01: A New Sanctuary Movement is taking shape that could put churches near the center of the American debate on immigration. A small but growing coalition of churches, synagogues and other houses of worship are seeking to rehabilitate the 1980s sanctuary movement by that name, where congregations took in illegal immigrants escaping political violence in their countries. This time, the movement is challenging the immigration system itself, as the nation debates how to deal with the estimated 12 million illegal immigrants in the USA. The congregations say the immigration system mistreats immigrants and breaks families apart and wants to end raids of job sites that have led to the arrest of thousands of undocumented workers.
Congregations from New York to San Diego have begun to view supporting illegal immigrants — and occasionally sheltering them from deportation — as a moral and religious duty. Churches in Los Angeles, San Diego, Seattle, Chicago and New York are helping and housing immigrants, and such denominations as the Presbyterian Church and the United Church of Christ have given the movement their unofficial support. The movement’s leaders acknowledge their protection is mostly symbolic because the government has the legal authority to send agents into a church and detain immigrants, although they’re betting the government won’t. So far, only a handful of immigrants across the nation are getting financial, legal and other help from the movement. (Source: USA Today, July 8)
02: Ann Holmes Redding is one of the first Christian clergy to claim both a Christian and Muslim identity. Redding, an African-American priest in the Episcopal Church, caused a wave of controversy in an already fragile and contentious church body when she claimed to be “100 percent Christian and 100 percent Muslim.” The bishop of the Seattle diocese where Redding is a priest has publicly supported her position, but the Rhode Island bishop who ordained and supervises Redding, has suspended her for one year. Redding first became interested in Islam through interfaith contacts she had with Muslim leaders who spoke and prayed at her church, St. Mark’s Cathedral in Seattle. (Source: World, July 21)

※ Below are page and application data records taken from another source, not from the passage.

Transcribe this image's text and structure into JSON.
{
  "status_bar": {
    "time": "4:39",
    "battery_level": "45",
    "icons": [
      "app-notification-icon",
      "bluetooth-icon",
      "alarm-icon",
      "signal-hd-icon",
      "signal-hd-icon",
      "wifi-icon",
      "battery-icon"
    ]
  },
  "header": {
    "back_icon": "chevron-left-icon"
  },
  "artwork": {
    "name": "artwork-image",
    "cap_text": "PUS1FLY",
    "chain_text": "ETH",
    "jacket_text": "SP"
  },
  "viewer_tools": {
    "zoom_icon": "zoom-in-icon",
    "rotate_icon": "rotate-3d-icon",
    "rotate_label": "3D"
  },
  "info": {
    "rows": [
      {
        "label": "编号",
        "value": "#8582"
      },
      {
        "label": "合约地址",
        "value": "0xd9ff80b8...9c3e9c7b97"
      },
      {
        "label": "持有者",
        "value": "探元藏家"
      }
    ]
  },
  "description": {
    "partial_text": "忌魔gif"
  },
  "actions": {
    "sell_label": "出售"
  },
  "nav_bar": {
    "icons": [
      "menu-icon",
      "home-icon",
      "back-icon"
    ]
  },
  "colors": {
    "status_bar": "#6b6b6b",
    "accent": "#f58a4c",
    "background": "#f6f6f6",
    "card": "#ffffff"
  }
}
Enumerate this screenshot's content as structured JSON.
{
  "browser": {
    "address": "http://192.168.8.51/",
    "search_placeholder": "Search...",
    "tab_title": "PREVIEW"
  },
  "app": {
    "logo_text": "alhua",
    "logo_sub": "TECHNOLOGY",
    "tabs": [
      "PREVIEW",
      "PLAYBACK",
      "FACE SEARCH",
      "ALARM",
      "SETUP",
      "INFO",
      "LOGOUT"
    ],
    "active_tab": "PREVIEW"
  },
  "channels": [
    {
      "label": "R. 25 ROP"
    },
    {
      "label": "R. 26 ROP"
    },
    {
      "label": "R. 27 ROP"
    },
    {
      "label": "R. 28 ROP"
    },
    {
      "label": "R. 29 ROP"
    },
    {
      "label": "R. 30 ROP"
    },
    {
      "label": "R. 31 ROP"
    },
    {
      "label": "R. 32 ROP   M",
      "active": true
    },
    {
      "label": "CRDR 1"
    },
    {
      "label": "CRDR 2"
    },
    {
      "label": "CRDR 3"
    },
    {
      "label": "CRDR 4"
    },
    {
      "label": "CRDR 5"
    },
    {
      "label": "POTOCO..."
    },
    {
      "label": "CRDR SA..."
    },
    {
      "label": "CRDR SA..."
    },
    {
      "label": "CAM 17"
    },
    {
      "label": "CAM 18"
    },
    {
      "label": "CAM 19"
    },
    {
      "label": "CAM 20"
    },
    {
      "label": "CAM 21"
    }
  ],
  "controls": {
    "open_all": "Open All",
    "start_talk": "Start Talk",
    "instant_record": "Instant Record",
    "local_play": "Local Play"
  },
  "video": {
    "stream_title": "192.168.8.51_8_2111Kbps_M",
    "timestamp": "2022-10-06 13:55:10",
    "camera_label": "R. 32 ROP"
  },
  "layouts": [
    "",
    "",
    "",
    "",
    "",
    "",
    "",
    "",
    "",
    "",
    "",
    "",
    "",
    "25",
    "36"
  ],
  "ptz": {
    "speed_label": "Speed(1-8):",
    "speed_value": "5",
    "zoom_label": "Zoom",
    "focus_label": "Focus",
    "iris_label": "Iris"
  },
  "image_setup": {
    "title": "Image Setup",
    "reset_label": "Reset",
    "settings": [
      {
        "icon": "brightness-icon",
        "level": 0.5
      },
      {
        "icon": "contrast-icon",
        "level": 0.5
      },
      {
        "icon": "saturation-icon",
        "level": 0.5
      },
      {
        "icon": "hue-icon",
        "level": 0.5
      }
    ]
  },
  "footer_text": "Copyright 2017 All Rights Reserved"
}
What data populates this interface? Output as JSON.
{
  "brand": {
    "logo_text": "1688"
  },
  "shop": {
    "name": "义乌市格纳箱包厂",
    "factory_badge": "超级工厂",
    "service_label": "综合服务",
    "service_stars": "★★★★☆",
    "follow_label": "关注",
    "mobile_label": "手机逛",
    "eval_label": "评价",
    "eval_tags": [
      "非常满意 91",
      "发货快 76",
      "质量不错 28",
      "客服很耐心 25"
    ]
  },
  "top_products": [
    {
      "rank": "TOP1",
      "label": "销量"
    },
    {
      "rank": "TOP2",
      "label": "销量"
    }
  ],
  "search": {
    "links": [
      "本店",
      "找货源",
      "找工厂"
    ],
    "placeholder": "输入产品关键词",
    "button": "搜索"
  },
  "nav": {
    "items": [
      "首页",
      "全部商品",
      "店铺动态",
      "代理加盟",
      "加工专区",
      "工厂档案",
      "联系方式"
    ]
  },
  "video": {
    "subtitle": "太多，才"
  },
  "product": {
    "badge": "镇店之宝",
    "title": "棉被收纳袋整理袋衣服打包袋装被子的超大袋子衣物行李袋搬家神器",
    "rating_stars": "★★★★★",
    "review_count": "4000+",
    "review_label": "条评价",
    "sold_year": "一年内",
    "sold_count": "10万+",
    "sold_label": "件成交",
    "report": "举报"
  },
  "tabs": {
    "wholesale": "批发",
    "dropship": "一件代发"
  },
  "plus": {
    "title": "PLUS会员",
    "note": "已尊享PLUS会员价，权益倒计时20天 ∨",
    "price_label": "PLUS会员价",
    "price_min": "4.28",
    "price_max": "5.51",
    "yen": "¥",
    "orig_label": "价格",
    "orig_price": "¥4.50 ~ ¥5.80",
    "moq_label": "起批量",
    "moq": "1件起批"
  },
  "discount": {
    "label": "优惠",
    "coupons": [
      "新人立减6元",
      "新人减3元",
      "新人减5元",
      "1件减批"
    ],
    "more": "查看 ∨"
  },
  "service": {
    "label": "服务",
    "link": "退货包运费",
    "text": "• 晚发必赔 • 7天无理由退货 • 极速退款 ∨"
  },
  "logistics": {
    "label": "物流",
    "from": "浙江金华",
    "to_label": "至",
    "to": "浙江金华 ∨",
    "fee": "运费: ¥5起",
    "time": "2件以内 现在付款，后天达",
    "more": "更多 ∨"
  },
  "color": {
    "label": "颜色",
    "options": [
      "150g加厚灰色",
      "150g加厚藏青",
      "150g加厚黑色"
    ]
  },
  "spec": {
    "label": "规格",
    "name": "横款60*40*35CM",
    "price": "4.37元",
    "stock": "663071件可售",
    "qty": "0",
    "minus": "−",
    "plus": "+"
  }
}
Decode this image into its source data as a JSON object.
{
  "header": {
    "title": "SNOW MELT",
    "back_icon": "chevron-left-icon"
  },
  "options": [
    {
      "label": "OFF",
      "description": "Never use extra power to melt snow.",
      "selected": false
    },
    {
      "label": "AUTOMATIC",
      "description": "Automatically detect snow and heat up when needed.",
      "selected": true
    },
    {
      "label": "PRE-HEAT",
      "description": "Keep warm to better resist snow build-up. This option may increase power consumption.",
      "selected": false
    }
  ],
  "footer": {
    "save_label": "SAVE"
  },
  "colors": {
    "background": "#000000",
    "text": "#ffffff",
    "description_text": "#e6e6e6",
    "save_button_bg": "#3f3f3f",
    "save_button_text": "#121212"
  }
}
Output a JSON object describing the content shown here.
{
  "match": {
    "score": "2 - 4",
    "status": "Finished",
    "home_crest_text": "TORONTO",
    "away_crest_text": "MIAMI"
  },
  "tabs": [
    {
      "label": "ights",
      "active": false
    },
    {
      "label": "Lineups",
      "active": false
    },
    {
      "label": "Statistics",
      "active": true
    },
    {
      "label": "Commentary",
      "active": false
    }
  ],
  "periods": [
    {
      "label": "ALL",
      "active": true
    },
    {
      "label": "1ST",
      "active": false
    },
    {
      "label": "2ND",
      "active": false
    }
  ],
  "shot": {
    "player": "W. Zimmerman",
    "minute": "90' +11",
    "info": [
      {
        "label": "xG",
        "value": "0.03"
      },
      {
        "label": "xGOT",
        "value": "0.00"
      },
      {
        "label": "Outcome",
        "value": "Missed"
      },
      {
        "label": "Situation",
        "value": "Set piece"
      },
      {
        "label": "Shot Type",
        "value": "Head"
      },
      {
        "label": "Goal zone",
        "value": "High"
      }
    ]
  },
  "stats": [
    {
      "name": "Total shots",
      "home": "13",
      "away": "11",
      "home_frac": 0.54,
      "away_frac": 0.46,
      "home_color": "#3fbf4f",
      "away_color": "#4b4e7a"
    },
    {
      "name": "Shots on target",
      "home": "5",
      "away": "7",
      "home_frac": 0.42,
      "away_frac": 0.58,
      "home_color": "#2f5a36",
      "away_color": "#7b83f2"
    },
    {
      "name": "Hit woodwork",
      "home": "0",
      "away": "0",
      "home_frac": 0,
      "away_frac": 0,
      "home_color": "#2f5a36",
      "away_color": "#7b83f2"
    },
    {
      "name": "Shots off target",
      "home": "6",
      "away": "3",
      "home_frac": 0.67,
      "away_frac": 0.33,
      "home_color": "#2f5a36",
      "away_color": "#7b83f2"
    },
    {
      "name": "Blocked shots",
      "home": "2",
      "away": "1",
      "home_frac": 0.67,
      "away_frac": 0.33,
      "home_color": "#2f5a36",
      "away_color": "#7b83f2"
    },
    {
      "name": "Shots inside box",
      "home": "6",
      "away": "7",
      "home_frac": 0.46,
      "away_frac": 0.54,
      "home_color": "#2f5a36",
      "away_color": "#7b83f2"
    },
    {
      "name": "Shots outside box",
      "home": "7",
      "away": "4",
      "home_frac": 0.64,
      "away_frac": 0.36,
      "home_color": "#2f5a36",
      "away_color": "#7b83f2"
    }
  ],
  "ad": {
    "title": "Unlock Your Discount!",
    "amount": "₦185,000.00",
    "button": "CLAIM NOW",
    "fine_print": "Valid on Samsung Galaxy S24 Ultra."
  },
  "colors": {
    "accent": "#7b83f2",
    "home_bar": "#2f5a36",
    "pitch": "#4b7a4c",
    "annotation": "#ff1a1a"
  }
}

03: The new partnership of the United Methodist Committee on Relief (UMCOR) and the British relief group Muslim Aid, aims to foster credibility for both Muslim work in Christian countries and Christian relief efforts in Islamic societies. The new arrangement codifies what had been a grassroots relationship dating back to the relief efforts surrounding the tsunami in Sri Lanka in 2004. Both groups will now work together in funneling financial and personal resources as needed in specific hotspots around the world. So far the initiative has caused little protest among Muslim or Methodist constituents, mainly because these groups’ strict humanitarian agendas forbid any proselytizing or evangelism. (Source: World, July 21)
04: One of the leading French Muslim movements, the Union of Islamic Organizations of France (Union des Organisations Islamiques de France, UOIF) is representative of transformations undergone by Islamism, both in Muslim home countries and in the diaspora, according to French researcher Samir Amghar. Originally a minor player on the French Muslim scene, the UOIF won wide support after siding with Muslim girls expelled from schools in 1989 because they insisted on wearing headscarves. Since the 1990s, the UOIF increasingly looked for ways to gain legitimacy and respectability.
Overcoming suspicions, it became accepted from the late 1990s as one of the partners in discussions between the French government and French Muslim organizations. The UOIF belongs to the international networks of the Muslim Brotherhood. The history of the UOIF reflects wider developments within Islamic movements across the Muslim world. Its adhesion to Western political discourse since the 1990 parallels the adoption of democratic values by the moderate segments of Islamism in several Muslim countries.
The UOIF was a leading proponent of the creation of the European Council on Fatwa and Research in 1997. While remaining faithful to Muslim orthodoxy, the council’s purpose is to “contextualize” Islam in a Western environment. In contrast to its initial views, the UOIF no longer considers the West as a temporary place of residence for Muslims, expecting to return to their home countries after political changes would take place. It now sees its role as the training of the future Muslim elite in France and primarily targets the Muslim middle class, such as students. Professional success and careers are valued and encouraged.
The UOIF has become less attractive for jobless and lower-class Muslims in the French banlieues: those segments among young French Muslims tend to find Salafis or the Tabligh (a pietist group with roots in Pakistan) more appealing. (Source:La Vie des Idees, May-June; http://www.repid.com) —By Jean-Francois Mayer